* _Prompt_: All of the entries are to be written out again verbatim.

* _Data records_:
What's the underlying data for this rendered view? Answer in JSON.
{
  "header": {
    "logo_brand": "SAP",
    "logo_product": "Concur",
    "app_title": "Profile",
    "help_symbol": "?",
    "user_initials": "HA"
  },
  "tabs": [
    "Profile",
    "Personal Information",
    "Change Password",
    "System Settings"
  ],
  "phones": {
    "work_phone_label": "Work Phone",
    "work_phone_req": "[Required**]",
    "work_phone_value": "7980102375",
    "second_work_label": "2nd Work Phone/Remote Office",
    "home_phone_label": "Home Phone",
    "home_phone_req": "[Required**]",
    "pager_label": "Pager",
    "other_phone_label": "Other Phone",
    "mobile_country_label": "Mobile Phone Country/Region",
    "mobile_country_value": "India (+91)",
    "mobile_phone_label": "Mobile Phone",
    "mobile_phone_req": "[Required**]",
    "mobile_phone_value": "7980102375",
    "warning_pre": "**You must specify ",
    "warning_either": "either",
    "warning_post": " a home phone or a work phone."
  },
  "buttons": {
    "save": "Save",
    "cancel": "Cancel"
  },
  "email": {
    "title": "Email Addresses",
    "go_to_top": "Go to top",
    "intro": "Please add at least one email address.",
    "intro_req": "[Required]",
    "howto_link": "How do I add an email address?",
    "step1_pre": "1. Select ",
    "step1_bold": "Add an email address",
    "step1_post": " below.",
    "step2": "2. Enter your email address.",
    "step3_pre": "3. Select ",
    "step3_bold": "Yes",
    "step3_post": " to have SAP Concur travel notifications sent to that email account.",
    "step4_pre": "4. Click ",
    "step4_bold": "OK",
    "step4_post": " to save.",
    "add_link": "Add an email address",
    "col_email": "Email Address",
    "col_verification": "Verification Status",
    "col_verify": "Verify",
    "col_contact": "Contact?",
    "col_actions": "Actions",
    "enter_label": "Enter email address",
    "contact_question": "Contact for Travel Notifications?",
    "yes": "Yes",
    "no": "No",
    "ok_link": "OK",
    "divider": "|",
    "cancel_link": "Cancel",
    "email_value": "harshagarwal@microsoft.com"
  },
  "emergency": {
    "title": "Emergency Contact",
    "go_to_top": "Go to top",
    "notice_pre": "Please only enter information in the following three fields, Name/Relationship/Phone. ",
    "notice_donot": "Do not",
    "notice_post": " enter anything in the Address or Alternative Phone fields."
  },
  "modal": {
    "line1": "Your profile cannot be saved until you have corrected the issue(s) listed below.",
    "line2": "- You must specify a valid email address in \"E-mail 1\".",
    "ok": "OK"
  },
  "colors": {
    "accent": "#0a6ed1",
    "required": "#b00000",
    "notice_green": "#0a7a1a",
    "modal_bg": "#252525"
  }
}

* _Answer to the problem_:
What's the underlying data for this rendered view? Answer in JSON.
{
  "header": {
    "logo_brand": "SAP",
    "logo_product": "Concur",
    "app_title": "Profile",
    "help_symbol": "?",
    "user_initials": "HA"
  },
  "tabs": [
    "Profile",
    "Personal Information",
    "Change Password",
    "System Settings"
  ],
  "phones": {
    "work_phone_label": "Work Phone",
    "work_phone_req": "[Required**]",
    "work_phone_value": "7980102375",
    "second_work_label": "2nd Work Phone/Remote Office",
    "home_phone_label": "Home Phone",
    "home_phone_req": "[Required**]",
    "pager_label": "Pager",
    "other_phone_label": "Other Phone",
    "mobile_country_label": "Mobile Phone Country/Region",
    "mobile_country_value": "India (+91)",
    "mobile_phone_label": "Mobile Phone",
    "mobile_phone_req": "[Required**]",
    "mobile_phone_value": "7980102375",
    "warning_pre": "**You must specify ",
    "warning_either": "either",
    "warning_post": " a home phone or a work phone."
  },
  "buttons": {
    "save": "Save",
    "cancel": "Cancel"
  },
  "email": {
    "title": "Email Addresses",
    "go_to_top": "Go to top",
    "intro": "Please add at least one email address.",
    "intro_req": "[Required]",
    "howto_link": "How do I add an email address?",
    "step1_pre": "1. Select ",
    "step1_bold": "Add an email address",
    "step1_post": " below.",
    "step2": "2. Enter your email address.",
    "step3_pre": "3. Select ",
    "step3_bold": "Yes",
    "step3_post": " to have SAP Concur travel notifications sent to that email account.",
    "step4_pre": "4. Click ",
    "step4_bold": "OK",
    "step4_post": " to save.",
    "add_link": "Add an email address",
    "col_email": "Email Address",
    "col_verification": "Verification Status",
    "col_verify": "Verify",
    "col_contact": "Contact?",
    "col_actions": "Actions",
    "enter_label": "Enter email address",
    "contact_question": "Contact for Travel Notifications?",
    "yes": "Yes",
    "no": "No",
    "ok_link": "OK",
    "divider": "|",
    "cancel_link": "Cancel",
    "email_value": "harshagarwal@microsoft.com"
  },
  "emergency": {
    "title": "Emergency Contact",
    "go_to_top": "Go to top",
    "notice_pre": "Please only enter information in the following three fields, Name/Relationship/Phone. ",
    "notice_donot": "Do not",
    "notice_post": " enter anything in the Address or Alternative Phone fields."
  },
  "modal": {
    "line1": "Your profile cannot be saved until you have corrected the issue(s) listed below.",
    "line2": "- You must specify a valid email address in \"E-mail 1\".",
    "ok": "OK"
  },
  "colors": {
    "accent": "#0a6ed1",
    "required": "#b00000",
    "notice_green": "#0a7a1a",
    "modal_bg": "#252525"
  }
}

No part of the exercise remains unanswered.